“Let us distinguish between techniques and technique itself. Techniques are tools and methodologies; technique proceeds them. It is an idea. Techniques are its offspring.
Technique is never satisfied with its children. It must always create new techniques to supersede the old. Its criterion is efficiency. Technique, for example, is not satisfied with a human hand and a pen. It demands a typewriter, the world processor, the photocopier, the fax machine.
Once the machine with its regularity became regarded as the model for all human activity, man began to transform his institutions and activities into machines. Technique leaves no room for chance, for human impulse, for iosyncratic behavior. It wishes to expunge the human presence for the world.
To achieve this ascendance, technique needed philosophical materialism, the doctrine which maintains that all that exists is composed of matter.”
Wolf then goes on to show the insidiousness of this thinking within the contemporary world of business, politics and agriculture, portraying the genetic engineering of life forms as the most recent and most dangerous of the offspring of technique.
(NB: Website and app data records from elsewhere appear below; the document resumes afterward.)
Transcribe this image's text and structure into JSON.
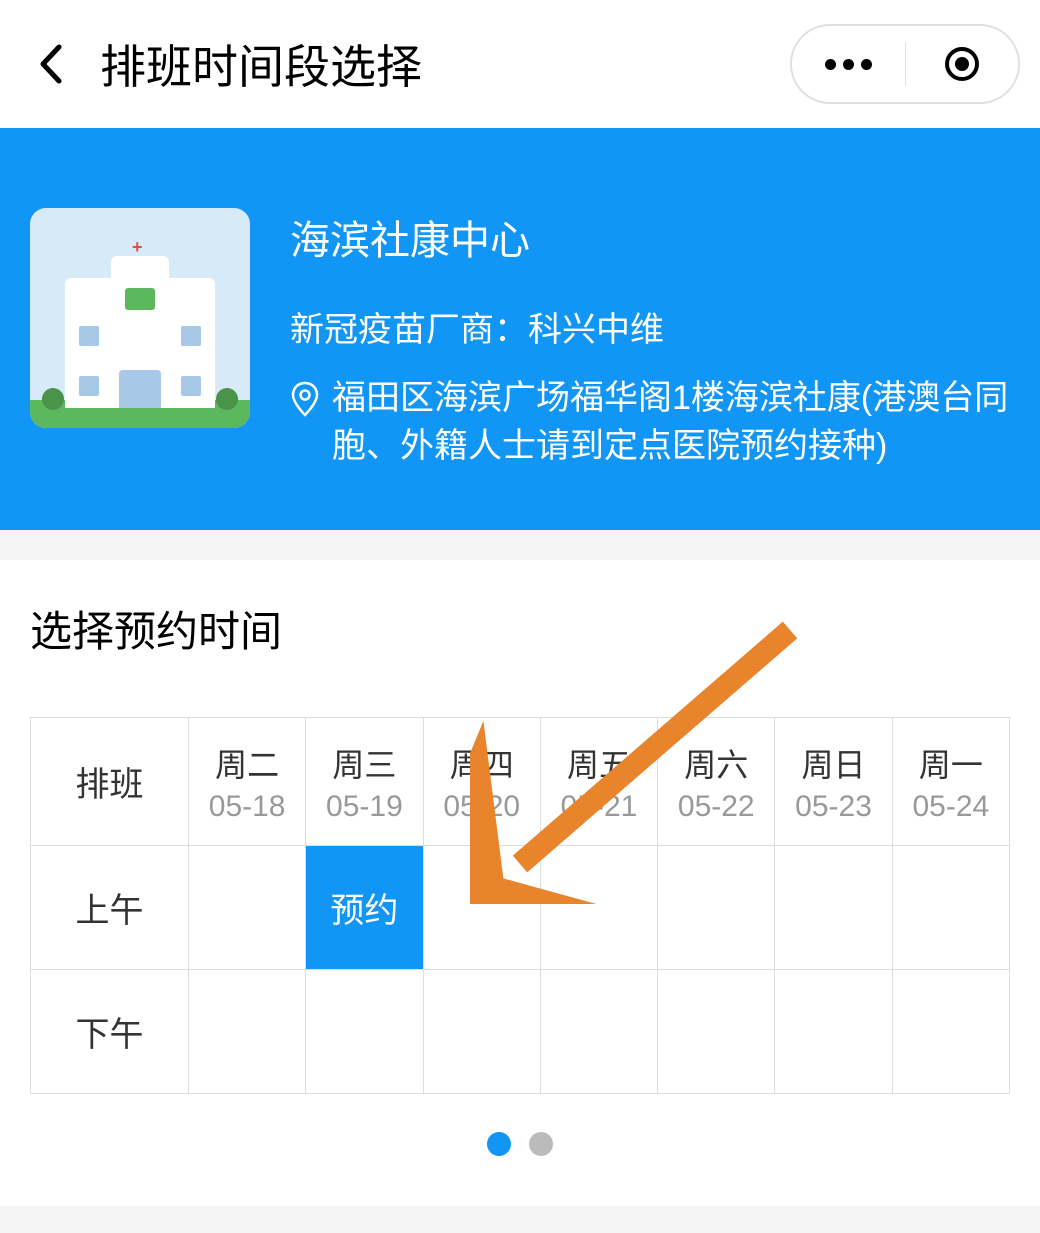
{
  "nav": {
    "title": "排班时间段选择"
  },
  "hospital": {
    "name": "海滨社康中心",
    "vendor": "新冠疫苗厂商：科兴中维",
    "address": "福田区海滨广场福华阁1楼海滨社康(港澳台同胞、外籍人士请到定点医院预约接种)"
  },
  "schedule": {
    "section_title": "选择预约时间",
    "row_header_label": "排班",
    "rows": {
      "morning": "上午",
      "afternoon": "下午"
    },
    "days": [
      {
        "name": "周二",
        "date": "05-18"
      },
      {
        "name": "周三",
        "date": "05-19"
      },
      {
        "name": "周四",
        "date": "05-20"
      },
      {
        "name": "周五",
        "date": "05-21"
      },
      {
        "name": "周六",
        "date": "05-22"
      },
      {
        "name": "周日",
        "date": "05-23"
      },
      {
        "name": "周一",
        "date": "05-24"
      }
    ],
    "slots": {
      "morning": [
        "",
        "预约",
        "",
        "",
        "",
        "",
        ""
      ],
      "afternoon": [
        "",
        "",
        "",
        "",
        "",
        "",
        ""
      ]
    }
  }
}
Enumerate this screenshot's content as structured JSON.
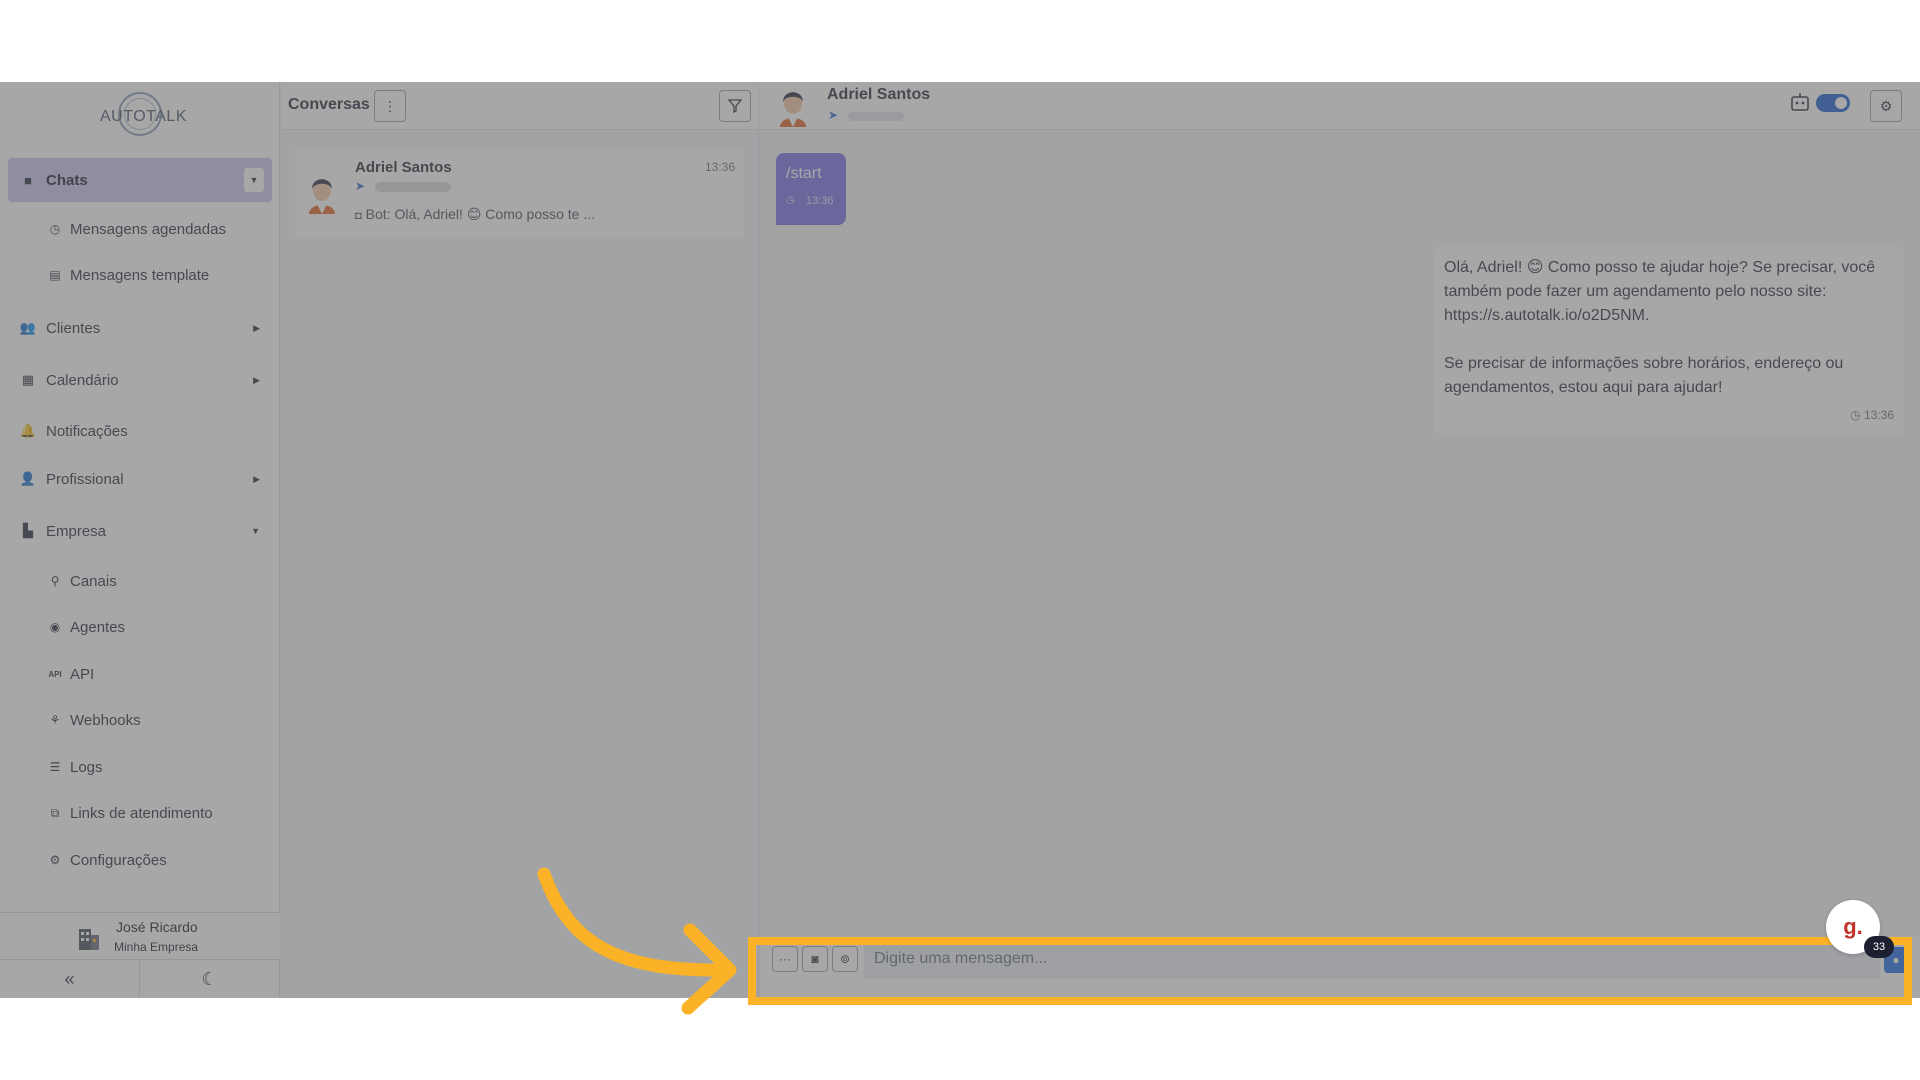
{
  "app": {
    "logo_text": "AUTOTALK"
  },
  "sidebar": {
    "items": [
      {
        "label": "Chats",
        "icon": "chat-icon",
        "active": true
      },
      {
        "label": "Mensagens agendadas",
        "icon": "clock-icon"
      },
      {
        "label": "Mensagens template",
        "icon": "template-icon"
      },
      {
        "label": "Clientes",
        "icon": "users-icon"
      },
      {
        "label": "Calendário",
        "icon": "calendar-icon"
      },
      {
        "label": "Notificações",
        "icon": "bell-icon"
      },
      {
        "label": "Profissional",
        "icon": "user-cog-icon"
      },
      {
        "label": "Empresa",
        "icon": "building-icon"
      },
      {
        "label": "Canais",
        "icon": "plug-icon"
      },
      {
        "label": "Agentes",
        "icon": "robot-icon"
      },
      {
        "label": "API",
        "icon": "api-icon"
      },
      {
        "label": "Webhooks",
        "icon": "webhook-icon"
      },
      {
        "label": "Logs",
        "icon": "list-icon"
      },
      {
        "label": "Links de atendimento",
        "icon": "external-link-icon"
      },
      {
        "label": "Configurações",
        "icon": "gear-icon"
      }
    ],
    "user": {
      "name": "José Ricardo",
      "org": "Minha Empresa"
    },
    "collapse_glyph": "«",
    "theme_glyph": "☾"
  },
  "conversations": {
    "title": "Conversas",
    "items": [
      {
        "name": "Adriel Santos",
        "time": "13:36",
        "preview": "Bot: Olá, Adriel! 😊 Como posso te ..."
      }
    ]
  },
  "chat": {
    "contact_name": "Adriel Santos",
    "messages": [
      {
        "from": "user",
        "text": "/start",
        "time": "13:36"
      },
      {
        "from": "bot",
        "lines": [
          "Olá, Adriel! 😊 Como posso te ajudar hoje? Se precisar, você",
          "também pode fazer um agendamento pelo nosso site:",
          "https://s.autotalk.io/o2D5NM.",
          "Se precisar de informações sobre horários, endereço ou",
          "agendamentos, estou aqui para ajudar!"
        ],
        "time": "13:36"
      }
    ],
    "composer": {
      "placeholder": "Digite uma mensagem...",
      "value": ""
    }
  },
  "overlay": {
    "fab_label": "g.",
    "badge_count": "33",
    "highlight_color": "#fbb226"
  }
}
The beauty of this critique is the perspective it brings, suddenly the plight of the American family farmer and rural community appears against a backdrop of almost cosmic proportions, in which western culture is fighting for the very life of its soul. Such a perspective can bring new insights that awaken courage and enthusiasm. The problem with this critique is that, at least in Bob Wolf’s eyes, technique appears to be the victor in this battle, a perspective which can awaken bitterness and anger, a certain amount of which is peppered throughout this book. In other words, the book is long on diagnosis but short on cure. And yet Wolf would argue that the rush for solutions, before really understanding the problem, is part and parcel of the problem of technique.
I suspect readers will find this perspective on modern agriculture either refreshing or disturbing or both. I must confess that Robert Wolf is more a pessimist than I. Where he sees the dark and impenetrable shadows of corporate take over, I see, as well, emerging flecks of light, for example in the creative, practical idealism of the organic and sustainable agriculture movement. The soulless, manipulative culture of technique appears to be giving birth, albeit very slowly, to a new consciousness of the spirit and the values that flow from the spirit. But this new movement is precarious, surrounded and influenced as is it by the modern god of technique, and this book is a good reminder of all that we are up against and the time it may take to bring about a change.
One of the most remarkable thing about The Triumph of Technique, is how all this perspective has been captured in a sparse 120 pages. This book has conscience and courage and depth, but it is also short, accessible, and to the point. This is no 400 page academic argument for a 10% reduction in pesticide use, nor a long winded new age treatise on the loss of matriarchal cultures. The book could and should be read by every college student entering an agriculture related line of study. It can be read in a day if you try. Call it “Outrage for Dummies.”
Reviewed by Robert Karp.
Karp is the Executive director of The Biodynamic Association of North America